In the Pathcount change column, you see information on routes with multiple paths. For example, if there are normally 4 redundant paths to a particular destination, and one or more of these paths is flapping up and down, you will see the numbers in this column increment. This is useful because in a highly redundant network, you might not be aware that there are problems, as the routing protocol may be covering them up for you.

Finally, the Prefix refresh column keeps track of how often the routing protocol has refreshed routes, without changing the actual routing information. Different routing protocols handle route refreshes differently, so you should watch this column to get an idea of what is normal for your network.

Although this command is a useful indicator of routing problems, it has several serious shortcomings that you should be aware of. First, it lacks a simple clear command to reset the table and eliminate old data. The only way to do this that we are aware of is to disable and re-enable the feature:

Router#configure terminal
Enter configuration commands, one per line. End with CNTL/Z.
Router(config)#no ip route profile
Router(config)#ip route profile
Router(config)#end 
Router#

A second problem with this feature is that there is no simple way to deduce what route prefixes, next-hops, or even what interfaces have been affected by instability. A final problem is that you can get very high numbers in some columns just from a few changes to every route in a large routing table. So it is difficult to tell from this command alone whether you have a small problem with a lot of routes or a big problem with a few routes.

Despite these shortcomings, this feature can be a helpful adjunct to other troubleshooting methods, as it does track some issuesparticularly network layer issues, which can be much harder to spot.

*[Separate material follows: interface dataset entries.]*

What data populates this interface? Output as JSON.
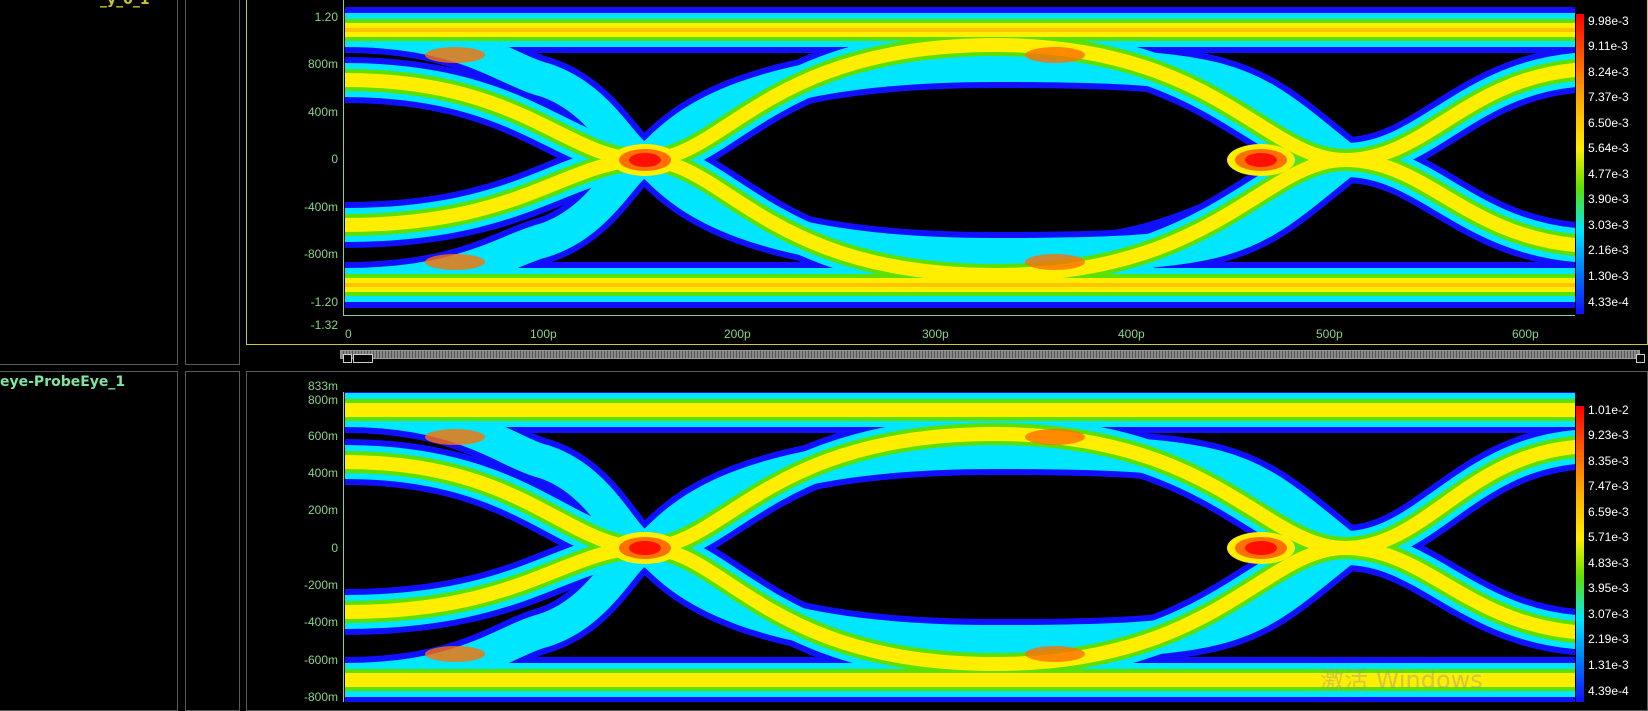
{
  "panels": [
    {
      "name": "",
      "name_visible_suffix": "_y_0_1",
      "y_ticks": [
        "1.20",
        "800m",
        "400m",
        "0",
        "-400m",
        "-800m",
        "-1.20",
        "-1.32"
      ],
      "x_ticks": [
        "0",
        "100p",
        "200p",
        "300p",
        "400p",
        "500p",
        "600p"
      ],
      "colorbar": [
        "9.98e-3",
        "9.11e-3",
        "8.24e-3",
        "7.37e-3",
        "6.50e-3",
        "5.64e-3",
        "4.77e-3",
        "3.90e-3",
        "3.03e-3",
        "2.16e-3",
        "1.30e-3",
        "4.33e-4"
      ]
    },
    {
      "name": "eye-ProbeEye_1",
      "y_ticks": [
        "833m",
        "800m",
        "600m",
        "400m",
        "200m",
        "0",
        "-200m",
        "-400m",
        "-600m",
        "-800m"
      ],
      "x_ticks": [],
      "colorbar": [
        "1.01e-2",
        "9.23e-3",
        "8.35e-3",
        "7.47e-3",
        "6.59e-3",
        "5.71e-3",
        "4.83e-3",
        "3.95e-3",
        "3.07e-3",
        "2.19e-3",
        "1.31e-3",
        "4.39e-4"
      ]
    }
  ],
  "watermark": {
    "line1": "激活 Windows"
  },
  "colors": {
    "accent": "#c9c92a",
    "label": "#7ee6a0",
    "grid": "#5a5a5a"
  }
}
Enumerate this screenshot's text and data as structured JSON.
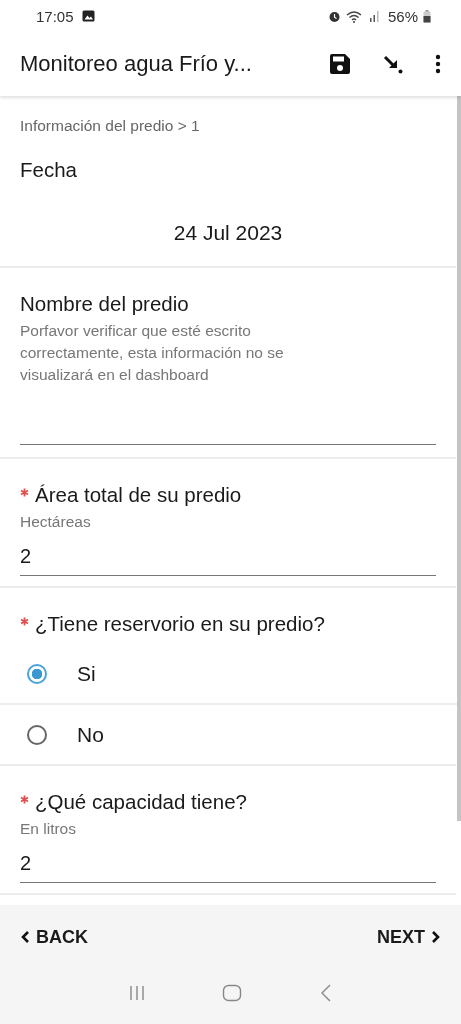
{
  "status_bar": {
    "time": "17:05",
    "battery": "56%"
  },
  "app_bar": {
    "title": "Monitoreo agua Frío y..."
  },
  "breadcrumb": "Información del predio > 1",
  "questions": [
    {
      "kind": "date",
      "label": "Fecha",
      "required": false,
      "value": "24 Jul 2023"
    },
    {
      "kind": "text",
      "label": "Nombre del predio",
      "required": false,
      "hint": "Porfavor verificar que esté escrito correctamente, esta información no se visualizará en el dashboard"
    },
    {
      "kind": "number",
      "label": "Área total de su predio",
      "required": true,
      "hint": "Hectáreas",
      "value": "2"
    },
    {
      "kind": "radio",
      "label": "¿Tiene reservorio en su predio?",
      "required": true,
      "options": [
        {
          "label": "Si",
          "selected": true
        },
        {
          "label": "No",
          "selected": false
        }
      ]
    },
    {
      "kind": "number",
      "label": "¿Qué capacidad tiene?",
      "required": true,
      "hint": "En litros",
      "value": "2"
    }
  ],
  "footer": {
    "back": "BACK",
    "next": "NEXT"
  }
}
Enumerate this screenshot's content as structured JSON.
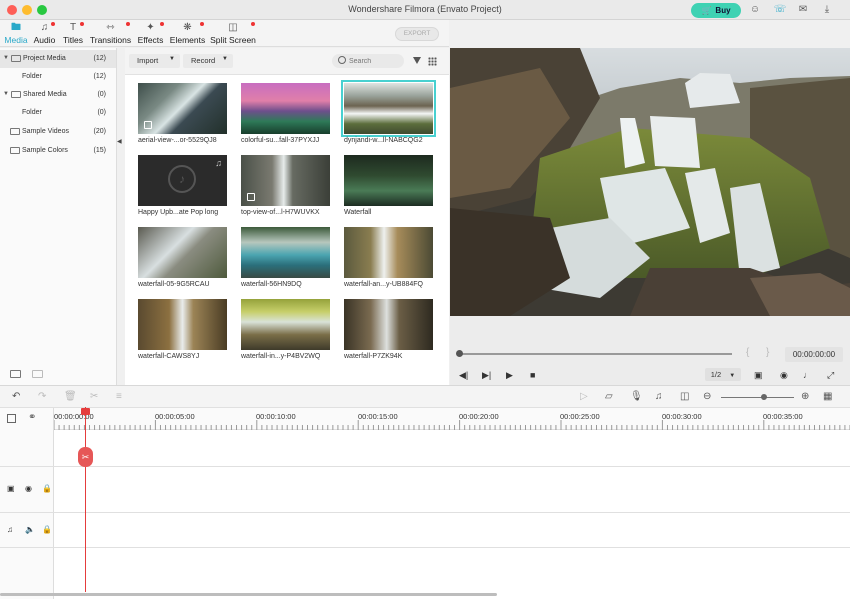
{
  "window": {
    "title": "Wondershare Filmora (Envato Project)"
  },
  "topbar": {
    "buy_label": "Buy"
  },
  "tabs": [
    {
      "label": "Media",
      "icon": "folder-icon",
      "active": true
    },
    {
      "label": "Audio",
      "icon": "music-note-icon"
    },
    {
      "label": "Titles",
      "icon": "text-title-icon"
    },
    {
      "label": "Transitions",
      "icon": "transition-icon"
    },
    {
      "label": "Effects",
      "icon": "effects-wand-icon"
    },
    {
      "label": "Elements",
      "icon": "elements-icon"
    },
    {
      "label": "Split Screen",
      "icon": "split-screen-icon"
    }
  ],
  "export_label": "EXPORT",
  "library": {
    "items": [
      {
        "label": "Project Media",
        "count": "(12)"
      },
      {
        "label": "Folder",
        "count": "(12)"
      },
      {
        "label": "Shared Media",
        "count": "(0)"
      },
      {
        "label": "Folder",
        "count": "(0)"
      },
      {
        "label": "Sample Videos",
        "count": "(20)"
      },
      {
        "label": "Sample Colors",
        "count": "(15)"
      }
    ]
  },
  "media_toolbar": {
    "import_label": "Import",
    "record_label": "Record",
    "search_placeholder": "Search"
  },
  "media": [
    {
      "caption": "aerial-view-...or-5529QJ8"
    },
    {
      "caption": "colorful-su...fall-37PYXJJ"
    },
    {
      "caption": "dynjandi-w...ll-NABCQG2"
    },
    {
      "caption": "Happy Upb...ate Pop long"
    },
    {
      "caption": "top-view-of...l-H7WUVKX"
    },
    {
      "caption": "Waterfall"
    },
    {
      "caption": "waterfall-05-9G5RCAU"
    },
    {
      "caption": "waterfall-56HN9DQ"
    },
    {
      "caption": "waterfall-an...y-UB884FQ"
    },
    {
      "caption": "waterfall-CAWS8YJ"
    },
    {
      "caption": "waterfall-in...y-P4BV2WQ"
    },
    {
      "caption": "waterfall-P7ZK94K"
    }
  ],
  "player": {
    "timecode": "00:00:00:00",
    "ratio": "1/2"
  },
  "ruler": {
    "labels": [
      "00:00:00:00",
      "00:00:05:00",
      "00:00:10:00",
      "00:00:15:00",
      "00:00:20:00",
      "00:00:25:00",
      "00:00:30:00",
      "00:00:35:00"
    ]
  },
  "colors": {
    "accent": "#2aa9c9",
    "buy": "#3ed2b3",
    "playhead": "#e53c3c",
    "selection": "#48d0d0"
  }
}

Cisco IOS Cookbook
Cisco IOS Cookbook (Cookbooks (OReilly))
ISBN: 0596527225
EAN: 2147483647
Year: 2004
Pages: 505
Simiral book on Amazon

Flylib.com © 2008-2017.
If you may any questions please contact us: flylib@qtcs.net